A smile is more than just a friendly gesture. It can actually have some important psychological benefits, too. And as you encourage your children to confidently show off their smiles, you may be helping them go into adulthood with a more confident outlook on life.
That may seem like a lot for a simple smile to achieve, but even at a young age, a child can experience some real confidence boosters when they share a smile with others.
Toddlers, pre-teens, and teenagers all have different approaches and requirements to develop good oral hygiene habits, and if you help them focus on dental health through their younger years, they’re going to be ready to be ready to smile for every selfie, every picture, and every time they meet someone new.
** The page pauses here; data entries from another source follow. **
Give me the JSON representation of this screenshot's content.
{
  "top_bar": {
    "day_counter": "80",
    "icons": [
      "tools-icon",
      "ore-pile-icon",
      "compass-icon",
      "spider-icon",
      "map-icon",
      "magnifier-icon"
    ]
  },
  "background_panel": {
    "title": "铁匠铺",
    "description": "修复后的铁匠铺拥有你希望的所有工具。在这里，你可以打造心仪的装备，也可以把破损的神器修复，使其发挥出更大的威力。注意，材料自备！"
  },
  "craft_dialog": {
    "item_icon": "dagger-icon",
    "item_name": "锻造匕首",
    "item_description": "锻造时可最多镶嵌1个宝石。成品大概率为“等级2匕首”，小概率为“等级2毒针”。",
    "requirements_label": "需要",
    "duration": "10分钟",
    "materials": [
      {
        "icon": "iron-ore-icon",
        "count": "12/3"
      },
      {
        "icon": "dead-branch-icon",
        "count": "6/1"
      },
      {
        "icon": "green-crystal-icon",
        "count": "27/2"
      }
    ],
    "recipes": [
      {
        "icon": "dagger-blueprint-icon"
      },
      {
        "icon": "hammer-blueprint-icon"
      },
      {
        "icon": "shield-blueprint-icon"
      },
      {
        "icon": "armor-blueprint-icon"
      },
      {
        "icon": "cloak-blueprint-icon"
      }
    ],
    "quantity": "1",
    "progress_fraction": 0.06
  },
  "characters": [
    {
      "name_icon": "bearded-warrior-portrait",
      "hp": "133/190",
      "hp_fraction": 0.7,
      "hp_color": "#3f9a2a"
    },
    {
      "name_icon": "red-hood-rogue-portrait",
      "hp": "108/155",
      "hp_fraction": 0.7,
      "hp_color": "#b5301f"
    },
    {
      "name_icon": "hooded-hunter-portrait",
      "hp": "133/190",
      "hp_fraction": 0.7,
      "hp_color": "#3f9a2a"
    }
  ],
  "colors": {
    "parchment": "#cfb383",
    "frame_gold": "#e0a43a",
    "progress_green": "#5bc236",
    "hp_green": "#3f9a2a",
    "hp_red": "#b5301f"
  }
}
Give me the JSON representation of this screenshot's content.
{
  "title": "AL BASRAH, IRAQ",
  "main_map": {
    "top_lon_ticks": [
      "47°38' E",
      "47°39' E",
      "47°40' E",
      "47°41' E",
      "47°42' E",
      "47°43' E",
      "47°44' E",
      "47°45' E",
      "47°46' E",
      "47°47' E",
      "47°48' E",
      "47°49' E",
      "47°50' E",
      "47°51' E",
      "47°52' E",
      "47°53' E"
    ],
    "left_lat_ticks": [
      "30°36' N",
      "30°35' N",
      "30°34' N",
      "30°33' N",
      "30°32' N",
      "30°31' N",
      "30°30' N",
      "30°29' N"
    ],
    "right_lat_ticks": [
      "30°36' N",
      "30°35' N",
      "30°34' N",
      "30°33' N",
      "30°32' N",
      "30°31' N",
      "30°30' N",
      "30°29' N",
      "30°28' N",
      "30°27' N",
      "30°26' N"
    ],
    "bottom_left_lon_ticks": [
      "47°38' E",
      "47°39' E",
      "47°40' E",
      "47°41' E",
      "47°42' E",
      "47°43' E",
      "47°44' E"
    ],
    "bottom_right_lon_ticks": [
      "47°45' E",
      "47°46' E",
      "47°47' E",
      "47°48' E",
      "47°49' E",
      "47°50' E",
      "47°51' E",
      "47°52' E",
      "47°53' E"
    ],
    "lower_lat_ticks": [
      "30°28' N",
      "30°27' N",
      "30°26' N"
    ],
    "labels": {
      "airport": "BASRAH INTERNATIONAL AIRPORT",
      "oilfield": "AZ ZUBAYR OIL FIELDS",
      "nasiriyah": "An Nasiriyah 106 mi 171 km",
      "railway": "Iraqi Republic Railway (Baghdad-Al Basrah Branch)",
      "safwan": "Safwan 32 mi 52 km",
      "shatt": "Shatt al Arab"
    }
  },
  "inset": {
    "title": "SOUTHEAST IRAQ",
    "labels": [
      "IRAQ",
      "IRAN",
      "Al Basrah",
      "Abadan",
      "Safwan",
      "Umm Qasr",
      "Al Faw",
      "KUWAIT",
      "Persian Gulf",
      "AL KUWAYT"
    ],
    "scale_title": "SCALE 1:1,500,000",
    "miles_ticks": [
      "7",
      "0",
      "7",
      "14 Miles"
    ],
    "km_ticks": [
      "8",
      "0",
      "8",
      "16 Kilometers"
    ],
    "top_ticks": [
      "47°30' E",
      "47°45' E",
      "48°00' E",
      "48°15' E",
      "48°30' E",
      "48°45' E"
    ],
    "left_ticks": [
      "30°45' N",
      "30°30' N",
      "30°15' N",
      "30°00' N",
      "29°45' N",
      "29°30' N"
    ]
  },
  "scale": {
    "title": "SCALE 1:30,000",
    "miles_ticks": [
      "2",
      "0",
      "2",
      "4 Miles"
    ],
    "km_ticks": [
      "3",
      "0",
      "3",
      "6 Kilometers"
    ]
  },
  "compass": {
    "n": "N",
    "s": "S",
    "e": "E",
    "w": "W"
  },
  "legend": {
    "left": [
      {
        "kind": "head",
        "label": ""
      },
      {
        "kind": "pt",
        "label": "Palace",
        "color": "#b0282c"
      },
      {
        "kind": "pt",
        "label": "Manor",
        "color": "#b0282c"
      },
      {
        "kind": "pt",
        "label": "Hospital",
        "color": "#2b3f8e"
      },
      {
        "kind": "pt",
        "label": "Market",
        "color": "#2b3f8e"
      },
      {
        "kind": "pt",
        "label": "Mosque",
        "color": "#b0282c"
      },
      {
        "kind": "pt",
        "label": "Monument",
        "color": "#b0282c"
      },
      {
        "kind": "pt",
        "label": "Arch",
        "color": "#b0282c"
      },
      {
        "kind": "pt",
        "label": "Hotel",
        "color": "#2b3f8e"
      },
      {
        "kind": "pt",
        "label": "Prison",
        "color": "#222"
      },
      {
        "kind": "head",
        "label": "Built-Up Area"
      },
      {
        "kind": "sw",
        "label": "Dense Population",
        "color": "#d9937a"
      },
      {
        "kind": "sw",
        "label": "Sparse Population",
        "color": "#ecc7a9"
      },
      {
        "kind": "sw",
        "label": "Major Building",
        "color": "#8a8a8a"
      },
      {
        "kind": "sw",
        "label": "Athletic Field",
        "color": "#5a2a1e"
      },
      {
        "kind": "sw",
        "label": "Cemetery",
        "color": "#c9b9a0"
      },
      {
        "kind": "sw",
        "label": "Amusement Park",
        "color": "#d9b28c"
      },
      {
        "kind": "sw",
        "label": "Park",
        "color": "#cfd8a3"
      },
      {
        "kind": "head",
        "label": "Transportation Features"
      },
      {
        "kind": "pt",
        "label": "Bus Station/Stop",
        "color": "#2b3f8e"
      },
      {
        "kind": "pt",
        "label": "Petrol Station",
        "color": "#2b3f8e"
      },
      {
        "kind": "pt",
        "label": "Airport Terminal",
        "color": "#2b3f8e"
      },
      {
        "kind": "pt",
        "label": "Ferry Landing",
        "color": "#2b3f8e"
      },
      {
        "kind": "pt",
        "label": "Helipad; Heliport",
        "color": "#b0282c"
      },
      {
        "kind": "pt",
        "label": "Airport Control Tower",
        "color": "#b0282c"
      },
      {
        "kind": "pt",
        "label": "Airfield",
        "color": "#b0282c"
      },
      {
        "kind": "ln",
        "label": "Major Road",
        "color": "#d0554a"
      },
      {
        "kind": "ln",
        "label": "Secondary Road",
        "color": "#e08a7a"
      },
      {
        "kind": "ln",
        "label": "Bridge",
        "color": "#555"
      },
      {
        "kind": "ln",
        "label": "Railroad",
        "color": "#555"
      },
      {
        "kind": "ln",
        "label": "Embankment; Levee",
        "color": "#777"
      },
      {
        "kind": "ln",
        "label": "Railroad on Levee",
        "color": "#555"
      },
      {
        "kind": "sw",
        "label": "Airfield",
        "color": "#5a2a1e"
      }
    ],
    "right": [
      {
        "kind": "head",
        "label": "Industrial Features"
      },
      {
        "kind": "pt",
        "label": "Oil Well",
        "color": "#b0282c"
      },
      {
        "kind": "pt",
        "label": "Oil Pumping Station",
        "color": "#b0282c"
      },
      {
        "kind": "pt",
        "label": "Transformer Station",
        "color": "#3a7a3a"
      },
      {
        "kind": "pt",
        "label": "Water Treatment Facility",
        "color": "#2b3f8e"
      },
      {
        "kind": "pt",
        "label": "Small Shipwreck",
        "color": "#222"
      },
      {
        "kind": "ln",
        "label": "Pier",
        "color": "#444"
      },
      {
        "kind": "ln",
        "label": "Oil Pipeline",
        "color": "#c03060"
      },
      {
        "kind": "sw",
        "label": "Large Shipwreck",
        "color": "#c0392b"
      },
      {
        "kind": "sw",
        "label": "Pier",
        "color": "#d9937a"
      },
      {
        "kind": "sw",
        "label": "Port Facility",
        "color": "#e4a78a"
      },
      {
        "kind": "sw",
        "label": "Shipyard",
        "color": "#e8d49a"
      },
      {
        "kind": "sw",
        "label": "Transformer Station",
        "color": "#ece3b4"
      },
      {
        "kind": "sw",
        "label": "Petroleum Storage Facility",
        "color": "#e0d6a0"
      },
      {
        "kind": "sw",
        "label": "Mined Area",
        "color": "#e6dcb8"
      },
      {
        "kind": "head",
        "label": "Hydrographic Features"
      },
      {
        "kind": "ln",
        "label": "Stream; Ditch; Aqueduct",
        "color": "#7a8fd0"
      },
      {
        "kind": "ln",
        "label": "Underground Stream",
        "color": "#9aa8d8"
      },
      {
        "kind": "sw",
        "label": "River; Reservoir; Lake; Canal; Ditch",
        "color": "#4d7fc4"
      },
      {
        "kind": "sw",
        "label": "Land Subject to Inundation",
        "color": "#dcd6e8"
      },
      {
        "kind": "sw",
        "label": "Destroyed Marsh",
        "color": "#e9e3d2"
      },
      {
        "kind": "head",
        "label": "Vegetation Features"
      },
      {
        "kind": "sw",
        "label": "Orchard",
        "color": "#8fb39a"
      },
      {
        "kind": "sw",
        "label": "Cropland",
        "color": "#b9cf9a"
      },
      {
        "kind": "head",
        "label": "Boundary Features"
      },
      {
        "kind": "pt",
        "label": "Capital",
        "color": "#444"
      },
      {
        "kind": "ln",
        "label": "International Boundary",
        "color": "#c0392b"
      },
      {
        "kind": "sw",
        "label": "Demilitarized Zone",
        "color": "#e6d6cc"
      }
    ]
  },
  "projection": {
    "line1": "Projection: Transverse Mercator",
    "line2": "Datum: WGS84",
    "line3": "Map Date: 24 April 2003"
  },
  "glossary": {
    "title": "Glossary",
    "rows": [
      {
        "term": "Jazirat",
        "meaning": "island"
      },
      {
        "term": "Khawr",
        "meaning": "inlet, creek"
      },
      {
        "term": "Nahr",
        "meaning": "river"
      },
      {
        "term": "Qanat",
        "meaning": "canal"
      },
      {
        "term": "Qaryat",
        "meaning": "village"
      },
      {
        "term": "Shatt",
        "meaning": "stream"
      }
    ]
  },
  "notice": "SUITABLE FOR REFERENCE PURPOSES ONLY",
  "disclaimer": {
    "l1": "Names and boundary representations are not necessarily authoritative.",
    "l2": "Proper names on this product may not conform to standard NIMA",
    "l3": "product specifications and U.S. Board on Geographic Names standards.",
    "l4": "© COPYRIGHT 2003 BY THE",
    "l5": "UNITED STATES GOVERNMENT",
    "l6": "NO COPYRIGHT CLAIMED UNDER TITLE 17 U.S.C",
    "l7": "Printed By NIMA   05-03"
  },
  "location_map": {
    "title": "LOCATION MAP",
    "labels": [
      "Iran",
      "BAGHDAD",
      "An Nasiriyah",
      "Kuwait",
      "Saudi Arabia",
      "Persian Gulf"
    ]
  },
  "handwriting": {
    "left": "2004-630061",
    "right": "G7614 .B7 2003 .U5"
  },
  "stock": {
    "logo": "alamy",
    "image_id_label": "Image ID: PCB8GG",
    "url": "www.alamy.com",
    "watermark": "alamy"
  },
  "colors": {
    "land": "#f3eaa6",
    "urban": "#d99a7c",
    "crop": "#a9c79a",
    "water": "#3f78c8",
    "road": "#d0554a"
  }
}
Still sound like an after-school special? “Smile and everything will be alright”? Well, let’s take a look at some of the documented psychological and emotional effects of smiling and see what the science is telling us.
According to all the studies, a smile isn’t just about appearances. It can have a direct impact on so much more. For example, it could:
- Boost your mood – When you smile, it can reduce stress and ease a lot of the tension throughout your body.
- Boost other people’s moods – A smile is very literally contagious. When you smile, the people around you are moved to smile back. It’s a reflex.
- Build up coping mechanisms – People who smile a lot tend to be able to handle more stress in their lives.
- Leave a lasting impression – A smiling face tends to be more memorable than a neutral or frowning face.
It’s important to note that these benefits are not age specific. This is why encouraging your children to share their smiles is a great way to help them build confidence in themselves.
But let’s examine this phenomenon a little closer and see what’s really going on.
A Positive Cycle
Most of us think that a smile is simply a reaction to feeling good or being happy. We don’t always realize that we can also feel happy because we’re smiling.
It turns out that the movement of certain muscles in the fact – specifically, the ones used to turn your mouth into a smile – tell your brain that it’s time to start feeling good. So your brain, in turn, releases some neuropeptides (hormones that help deal with stress) and endorphins. Your smile can literally help you feel better.
A lot of people feel like they have to hide their smiles. They may feel too self-conscious about discolored or crooked teeth, so they keep their smiles hidden behind a sterner expression.
This is why a dental hygiene routine is so important in their early years. Children can avoid gum disease or serious halitosis in the future if they’re committed to their oral health. This can also help them keep their teeth shiny and bright.
When You Smile, People Tend to Smile Back
Children can be very sensitive to the way people react to them. Smiling is important because when they smile, it’s actually a natural thing for others to smile back. In fancier terms, it’s called “body language mirroring.” And it basically means that a smile is really infections.
This kind of positive vibe will then give kids a reason to keep smiling.
Even a Fake Smile Has Value
We’ve seen some studies suggest that it really is possible to change your emotional state by changing your expression. We mentioned how those muscle movements signal your brain that it’s time to feel good, so even if you don’t have a real reason to smile, do it anyway. Your brain doesn’t know the difference between a real or a fake smile, and you can use that loophole to your advantage.
Always Be Ready to Smile
Hopefully, this has shown that there is a lot of power in a simple smile. We want you and your kids to feel like they can share their smiles with anyone at any time. That means a good dental health routine at home and regular checkups each year. We don’t want anyone to feel like they have to hide their smile when they can do so much with it.